FPGA Plays Tic-Tac-Toe

As computers get more and more powerful and artificial intelligence algorithms improve, few games remain where the best humans can reliably beat their electronic counterparts. In chess this barrier was passed in 2005 with the last human win against a computer, and recently humans lost to computers at go. Simpler games like tic-tac-toe have been solved for all possible positions for a while now, so even a simple computer will always win or tie the game. But that doesn’t mean that there’s nothing left to learn about these games as [Hayden] demonstrates with this tic-tac-toe game built entirely on an FPGA.

[Hayden] is making this as part of a college course on digital design, so it really starts at first principles for working with FPGAs. It’s programmed in Verilog on a Basys 3 board, which also hosts the switches used as the game’s input and handles the VGA video output as well. The build uses state machines to keep track of the moves played on each of the squares, and another state machine to keep track of whether or not the current game has been won. If so, it highlights the winning moves in red, and stops taking further inputs until it is reset. Some more logic ties everything together along with a customized VGA driver to produce the entire gaming experience.

A game like tic-tac-toe is a great way to master the fundamentals of a system like this before moving on to more complex programs, especially on an FPGA platform that might handle a lot of the things we take for granted on more traditional computing systems, such as the video output. If you’re interested in taking more of a deep dive into the world of FPGAs, we published a primer about them a few years ago that will get you started.

18 thoughts on “FPGA Plays Tic-Tac-Toe

  1. I hate seeing people waste precious electronics to do trivial projects. In my country this kind of FPGA board is available only for government and military industries. What I would give to actually play with PLD or FPGA instead of just reading ebooks about it.

  2. OldGuy™ here. During grade school I visited a planetarium/science center which had a huge assembly of electromechanical whatnot that could play tic-tac-toe, accompanied by clicks and rattles. Kids lined up for a chance to play the machine; of course, you couldn’t win. Amazing!

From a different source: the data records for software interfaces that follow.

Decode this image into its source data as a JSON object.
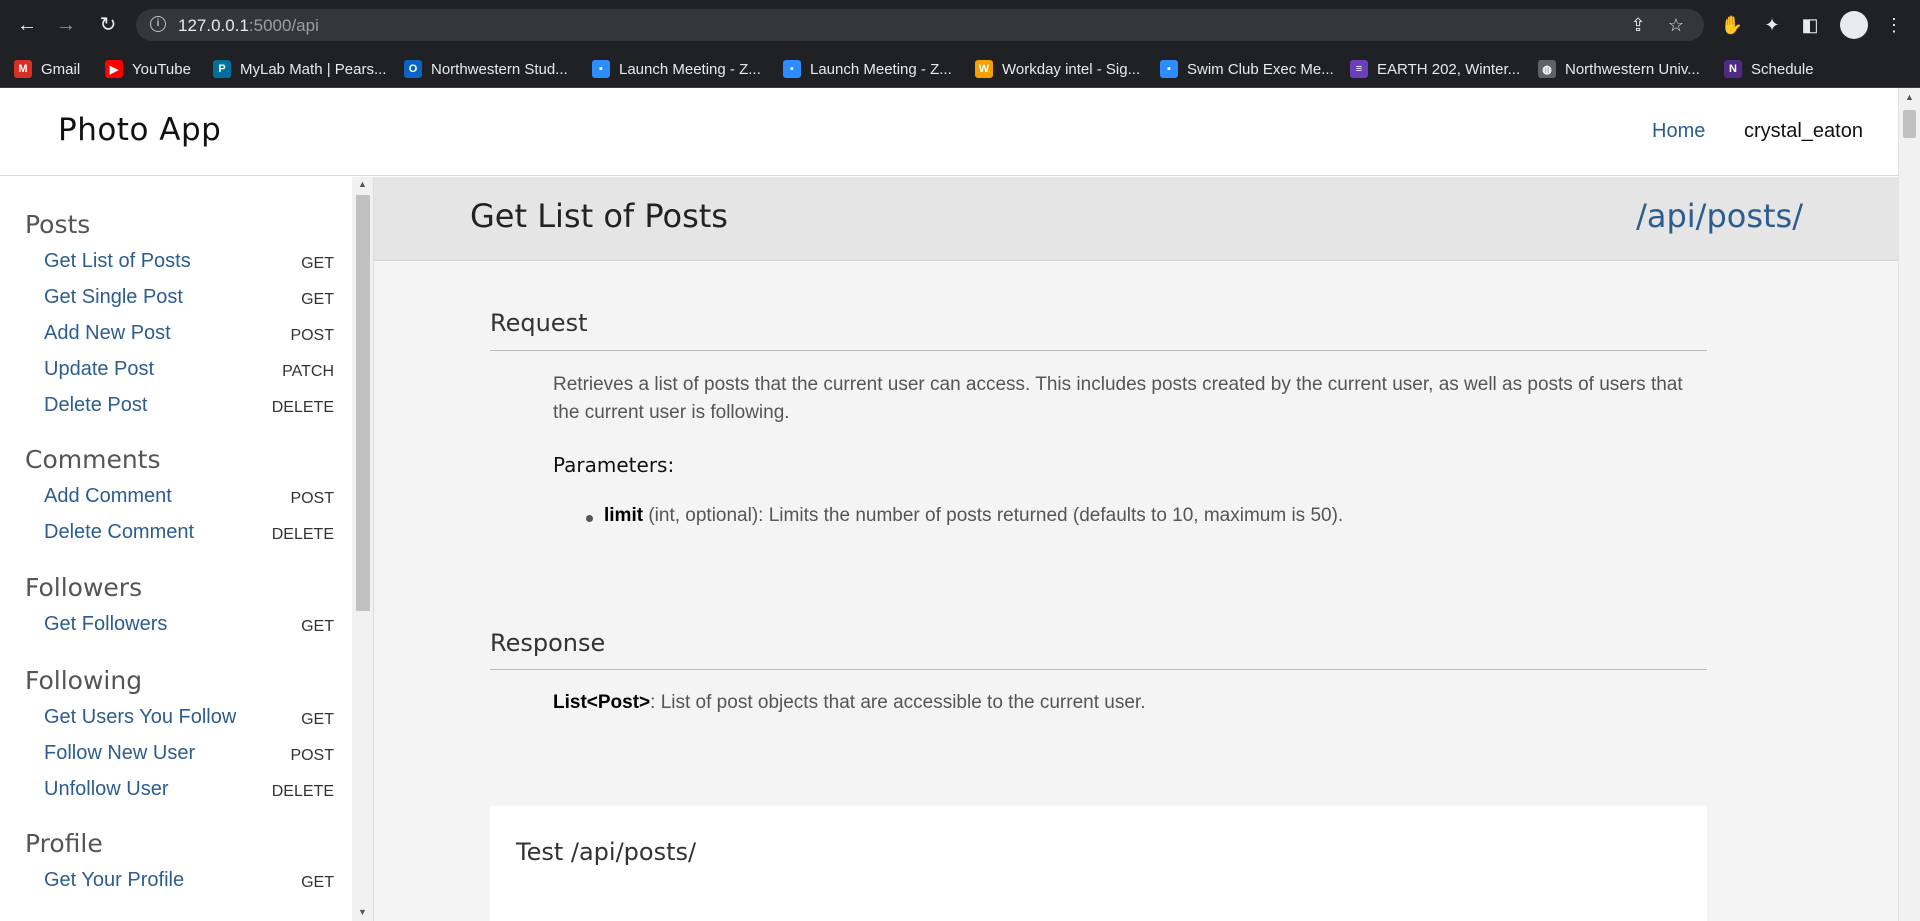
{
  "browser": {
    "url_host": "127.0.0.1",
    "url_path": ":5000/api",
    "bookmarks": [
      {
        "label": "Gmail",
        "icon": "gmail-icon",
        "color": "#d93025",
        "glyph": "M"
      },
      {
        "label": "YouTube",
        "icon": "youtube-icon",
        "color": "#ff0000",
        "glyph": "▶"
      },
      {
        "label": "MyLab Math | Pears...",
        "icon": "pearson-icon",
        "color": "#00709b",
        "glyph": "P"
      },
      {
        "label": "Northwestern Stud...",
        "icon": "outlook-icon",
        "color": "#0a64c4",
        "glyph": "O"
      },
      {
        "label": "Launch Meeting - Z...",
        "icon": "zoom-icon",
        "color": "#2d8cff",
        "glyph": "▪"
      },
      {
        "label": "Launch Meeting - Z...",
        "icon": "zoom-icon",
        "color": "#2d8cff",
        "glyph": "▪"
      },
      {
        "label": "Workday intel - Sig...",
        "icon": "workday-icon",
        "color": "#f5a000",
        "glyph": "W"
      },
      {
        "label": "Swim Club Exec Me...",
        "icon": "zoom-icon",
        "color": "#2d8cff",
        "glyph": "▪"
      },
      {
        "label": "EARTH 202, Winter...",
        "icon": "canvas-icon",
        "color": "#6a3ebd",
        "glyph": "≡"
      },
      {
        "label": "Northwestern Univ...",
        "icon": "globe-icon",
        "color": "#5f6368",
        "glyph": "◍"
      },
      {
        "label": "Schedule",
        "icon": "northwestern-icon",
        "color": "#4e2a84",
        "glyph": "N"
      }
    ]
  },
  "header": {
    "title": "Photo App",
    "nav_home": "Home",
    "username": "crystal_eaton"
  },
  "sidebar": {
    "sections": [
      {
        "title": "Posts",
        "items": [
          {
            "label": "Get List of Posts",
            "method": "GET"
          },
          {
            "label": "Get Single Post",
            "method": "GET"
          },
          {
            "label": "Add New Post",
            "method": "POST"
          },
          {
            "label": "Update Post",
            "method": "PATCH"
          },
          {
            "label": "Delete Post",
            "method": "DELETE"
          }
        ]
      },
      {
        "title": "Comments",
        "items": [
          {
            "label": "Add Comment",
            "method": "POST"
          },
          {
            "label": "Delete Comment",
            "method": "DELETE"
          }
        ]
      },
      {
        "title": "Followers",
        "items": [
          {
            "label": "Get Followers",
            "method": "GET"
          }
        ]
      },
      {
        "title": "Following",
        "items": [
          {
            "label": "Get Users You Follow",
            "method": "GET"
          },
          {
            "label": "Follow New User",
            "method": "POST"
          },
          {
            "label": "Unfollow User",
            "method": "DELETE"
          }
        ]
      },
      {
        "title": "Profile",
        "items": [
          {
            "label": "Get Your Profile",
            "method": "GET"
          }
        ]
      }
    ]
  },
  "main": {
    "title": "Get List of Posts",
    "endpoint": "/api/posts/",
    "request_heading": "Request",
    "description": "Retrieves a list of posts that the current user can access. This includes posts created by the current user, as well as posts of users that the current user is following.",
    "parameters_label": "Parameters:",
    "param_name": "limit",
    "param_desc": " (int, optional): Limits the number of posts returned (defaults to 10, maximum is 50).",
    "response_heading": "Response",
    "response_type": "List<Post>",
    "response_desc": ": List of post objects that are accessible to the current user.",
    "test_title": "Test /api/posts/"
  }
}
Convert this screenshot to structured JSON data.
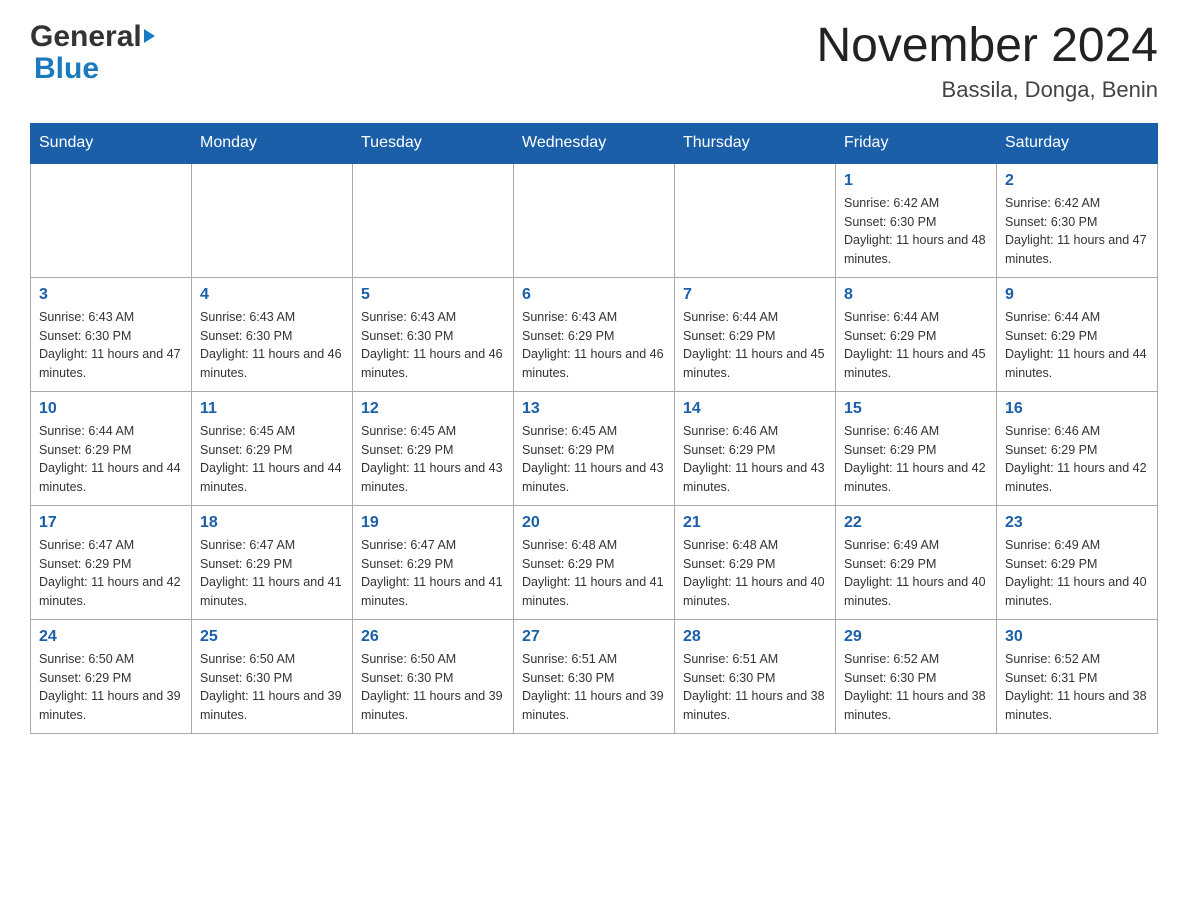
{
  "header": {
    "logo_general": "General",
    "logo_blue": "Blue",
    "month_title": "November 2024",
    "location": "Bassila, Donga, Benin"
  },
  "days_of_week": [
    "Sunday",
    "Monday",
    "Tuesday",
    "Wednesday",
    "Thursday",
    "Friday",
    "Saturday"
  ],
  "weeks": [
    [
      {
        "day": "",
        "info": ""
      },
      {
        "day": "",
        "info": ""
      },
      {
        "day": "",
        "info": ""
      },
      {
        "day": "",
        "info": ""
      },
      {
        "day": "",
        "info": ""
      },
      {
        "day": "1",
        "info": "Sunrise: 6:42 AM\nSunset: 6:30 PM\nDaylight: 11 hours and 48 minutes."
      },
      {
        "day": "2",
        "info": "Sunrise: 6:42 AM\nSunset: 6:30 PM\nDaylight: 11 hours and 47 minutes."
      }
    ],
    [
      {
        "day": "3",
        "info": "Sunrise: 6:43 AM\nSunset: 6:30 PM\nDaylight: 11 hours and 47 minutes."
      },
      {
        "day": "4",
        "info": "Sunrise: 6:43 AM\nSunset: 6:30 PM\nDaylight: 11 hours and 46 minutes."
      },
      {
        "day": "5",
        "info": "Sunrise: 6:43 AM\nSunset: 6:30 PM\nDaylight: 11 hours and 46 minutes."
      },
      {
        "day": "6",
        "info": "Sunrise: 6:43 AM\nSunset: 6:29 PM\nDaylight: 11 hours and 46 minutes."
      },
      {
        "day": "7",
        "info": "Sunrise: 6:44 AM\nSunset: 6:29 PM\nDaylight: 11 hours and 45 minutes."
      },
      {
        "day": "8",
        "info": "Sunrise: 6:44 AM\nSunset: 6:29 PM\nDaylight: 11 hours and 45 minutes."
      },
      {
        "day": "9",
        "info": "Sunrise: 6:44 AM\nSunset: 6:29 PM\nDaylight: 11 hours and 44 minutes."
      }
    ],
    [
      {
        "day": "10",
        "info": "Sunrise: 6:44 AM\nSunset: 6:29 PM\nDaylight: 11 hours and 44 minutes."
      },
      {
        "day": "11",
        "info": "Sunrise: 6:45 AM\nSunset: 6:29 PM\nDaylight: 11 hours and 44 minutes."
      },
      {
        "day": "12",
        "info": "Sunrise: 6:45 AM\nSunset: 6:29 PM\nDaylight: 11 hours and 43 minutes."
      },
      {
        "day": "13",
        "info": "Sunrise: 6:45 AM\nSunset: 6:29 PM\nDaylight: 11 hours and 43 minutes."
      },
      {
        "day": "14",
        "info": "Sunrise: 6:46 AM\nSunset: 6:29 PM\nDaylight: 11 hours and 43 minutes."
      },
      {
        "day": "15",
        "info": "Sunrise: 6:46 AM\nSunset: 6:29 PM\nDaylight: 11 hours and 42 minutes."
      },
      {
        "day": "16",
        "info": "Sunrise: 6:46 AM\nSunset: 6:29 PM\nDaylight: 11 hours and 42 minutes."
      }
    ],
    [
      {
        "day": "17",
        "info": "Sunrise: 6:47 AM\nSunset: 6:29 PM\nDaylight: 11 hours and 42 minutes."
      },
      {
        "day": "18",
        "info": "Sunrise: 6:47 AM\nSunset: 6:29 PM\nDaylight: 11 hours and 41 minutes."
      },
      {
        "day": "19",
        "info": "Sunrise: 6:47 AM\nSunset: 6:29 PM\nDaylight: 11 hours and 41 minutes."
      },
      {
        "day": "20",
        "info": "Sunrise: 6:48 AM\nSunset: 6:29 PM\nDaylight: 11 hours and 41 minutes."
      },
      {
        "day": "21",
        "info": "Sunrise: 6:48 AM\nSunset: 6:29 PM\nDaylight: 11 hours and 40 minutes."
      },
      {
        "day": "22",
        "info": "Sunrise: 6:49 AM\nSunset: 6:29 PM\nDaylight: 11 hours and 40 minutes."
      },
      {
        "day": "23",
        "info": "Sunrise: 6:49 AM\nSunset: 6:29 PM\nDaylight: 11 hours and 40 minutes."
      }
    ],
    [
      {
        "day": "24",
        "info": "Sunrise: 6:50 AM\nSunset: 6:29 PM\nDaylight: 11 hours and 39 minutes."
      },
      {
        "day": "25",
        "info": "Sunrise: 6:50 AM\nSunset: 6:30 PM\nDaylight: 11 hours and 39 minutes."
      },
      {
        "day": "26",
        "info": "Sunrise: 6:50 AM\nSunset: 6:30 PM\nDaylight: 11 hours and 39 minutes."
      },
      {
        "day": "27",
        "info": "Sunrise: 6:51 AM\nSunset: 6:30 PM\nDaylight: 11 hours and 39 minutes."
      },
      {
        "day": "28",
        "info": "Sunrise: 6:51 AM\nSunset: 6:30 PM\nDaylight: 11 hours and 38 minutes."
      },
      {
        "day": "29",
        "info": "Sunrise: 6:52 AM\nSunset: 6:30 PM\nDaylight: 11 hours and 38 minutes."
      },
      {
        "day": "30",
        "info": "Sunrise: 6:52 AM\nSunset: 6:31 PM\nDaylight: 11 hours and 38 minutes."
      }
    ]
  ]
}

    Today… after seeing this article I’m beginning to understand how my grandmother felt when she saw Apollo 11 land on the moon. She was born the year that the Wright brothers made their first flight. Some STEM advances are slow but steady. Others just blow you away with their speed.

  3. I remember from about 45 or 50 years ago the Buhl Planetarium & Observatory having a Tic-Tac-Toe machine that was based entirely on relays. It would always win or draw, but never lose. At one time I had found a schematic for a different relay-based TTT machine. Always thought it would be fun to build, never got around to it.

  4. Boston MoS had a tic-tac-toe device back around 1975 or 76, not sure anymore whether it was all right there in the exhibit, or if the visible part was just the display. Curious now how they did it. Certainly a microprocessor could have done it, but wondering if it wasn’t built from simpler stuff.

  5. I remember an undefeatable tic tac toe game made only with a few logic gates mentioned in a comment on this site. It was a circuit from a logic gate trainer from the 60s or 70s. The game was simplified by having the outputs be the first open position numbered starting with 1 for the center, then a corner, then on to the rest of the cells in a loop. The human goes first, therefore the computer makes a maximum of four plays, the first output is always 1 for the center, or if it the center is already taken, it represents a corner, the logic would calculate the three remaining outputs. The game required the player to keep track of the board on a sheet of paper.

Leave a Reply

Please be kind and respectful to help make the comments section excellent. (Comment Policy)

This site uses Akismet to reduce spam. Learn how your comment data is processed.